Finbarr O’Sullivan is the Principal Investigator of a number of research projects in Biomedical Imaging supported by Science Foundation Ireland (SFI 11/PI/1027), National Institute of Health and the National Cancer Institutes (NIH/NCI CA 65537 and NIH/NCI P01 CA-042045-23). The Biomedical Imaging team comprises of Jian Huang, Janet O’Sullivan, Eric Wolsztynski, Tian Mou, Fransisco Hernandez-Fernandez, Zhaoyan Xiu and Sarah Murphy.
The past decade has seen major advances in the technologies for quantitative image data capture in biology and medicine. Increasingly, researchers need to make use of (sequences of) volumetric image data in their work. However, local biologic variability of the image target as well as fundamental restrictions in resolution characteristics (limited by dose constraints) produce data that have significant error.
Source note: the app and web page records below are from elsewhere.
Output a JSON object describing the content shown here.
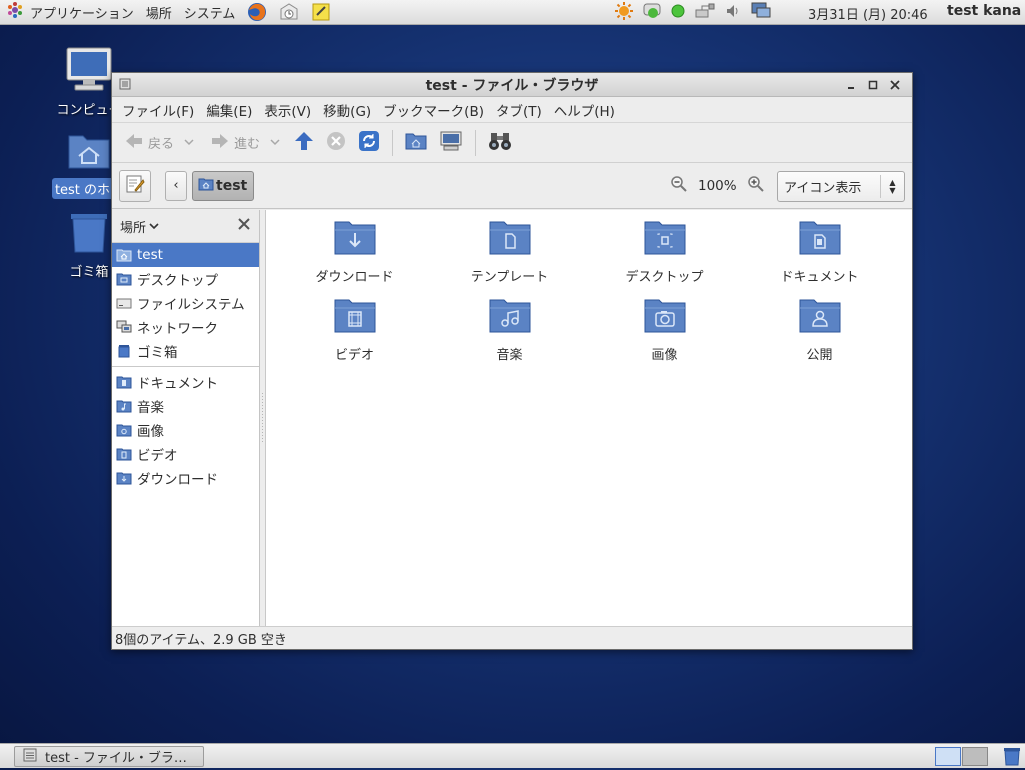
{
  "top_panel": {
    "menus": [
      "アプリケーション",
      "場所",
      "システム"
    ],
    "clock": "3月31日 (月) 20:46",
    "user": "test kana"
  },
  "desktop": {
    "icons": [
      {
        "label": "コンピュー"
      },
      {
        "label": "test のホー"
      },
      {
        "label": "ゴミ箱"
      }
    ]
  },
  "window": {
    "title": "test - ファイル・ブラウザ",
    "menubar": [
      "ファイル(F)",
      "編集(E)",
      "表示(V)",
      "移動(G)",
      "ブックマーク(B)",
      "タブ(T)",
      "ヘルプ(H)"
    ],
    "toolbar": {
      "back": "戻る",
      "forward": "進む"
    },
    "location": {
      "crumb": "test",
      "back_glyph": "‹",
      "zoom": "100%",
      "view_mode": "アイコン表示"
    },
    "sidebar": {
      "header": "場所",
      "places": [
        "test",
        "デスクトップ",
        "ファイルシステム",
        "ネットワーク",
        "ゴミ箱"
      ],
      "bookmarks": [
        "ドキュメント",
        "音楽",
        "画像",
        "ビデオ",
        "ダウンロード"
      ]
    },
    "files": [
      {
        "label": "ダウンロード",
        "icon": "download"
      },
      {
        "label": "テンプレート",
        "icon": "template"
      },
      {
        "label": "デスクトップ",
        "icon": "desktop"
      },
      {
        "label": "ドキュメント",
        "icon": "document"
      },
      {
        "label": "ビデオ",
        "icon": "video"
      },
      {
        "label": "音楽",
        "icon": "music"
      },
      {
        "label": "画像",
        "icon": "picture"
      },
      {
        "label": "公開",
        "icon": "public"
      }
    ],
    "status": "8個のアイテム、2.9 GB 空き"
  },
  "taskbar": {
    "task_label": "test - ファイル・ブラ…"
  },
  "colors": {
    "selection": "#4a78c6",
    "folder": "#5b83c4",
    "desktop_bg": "#163373"
  }
}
As with a number of fields, advances in instrumentation and data generation capabilities have far out-paced the development of analysis tools that are capable of extracting useful information. This is especially the case with technologies used for in-vivo imaging studies.
Our work focuses on the need for effective and reliable techniques capable of making quantitative use of the complex information that in-vivo imaging offers. Our research concentrates on the development of statistical methodologies for application to such data and using the results for enhanced prognostic assessments. A range of analytic tools are useful in this work, including approximation, asymptotics analysis, function and functional inference, inverse theory, numerical optimization and stochastic modeling.
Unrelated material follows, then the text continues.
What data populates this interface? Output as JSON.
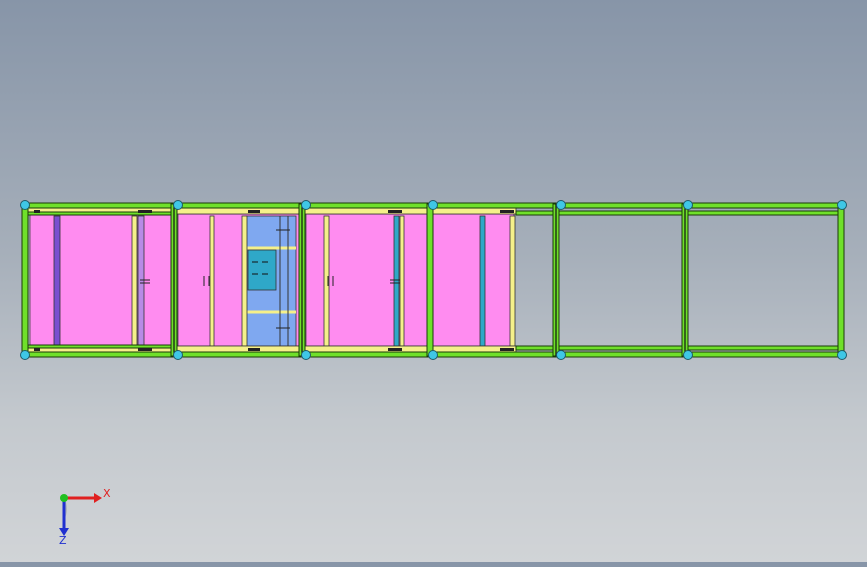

We identify two main areas of application of our research:
* PET Research in Cancer (funded by SFI, NIH, and NCI)
This work relates to imaging of cancer and its response to treatment by surgery, chemotherapy and radiation. Data from on-going clinical studies at the Cork University Hospital as well as at a number of collaborating US universities are used for development and validation of techniques. We develop and implement statistical tools for the analysis of PET, PET/MR and PET/CT data mainly.
* Stroke/Alzheimers research (funded by SFI and NIH)
The goal is to develop and test the clinical viability of cerebral perfusion neuro-imaging with MR,CT and PET for ischemic stroke patients and geriatric patients at risk for Alzheimer’s disease (AD). Data from a number of clinical centers are used, including from an Irish hospital setting.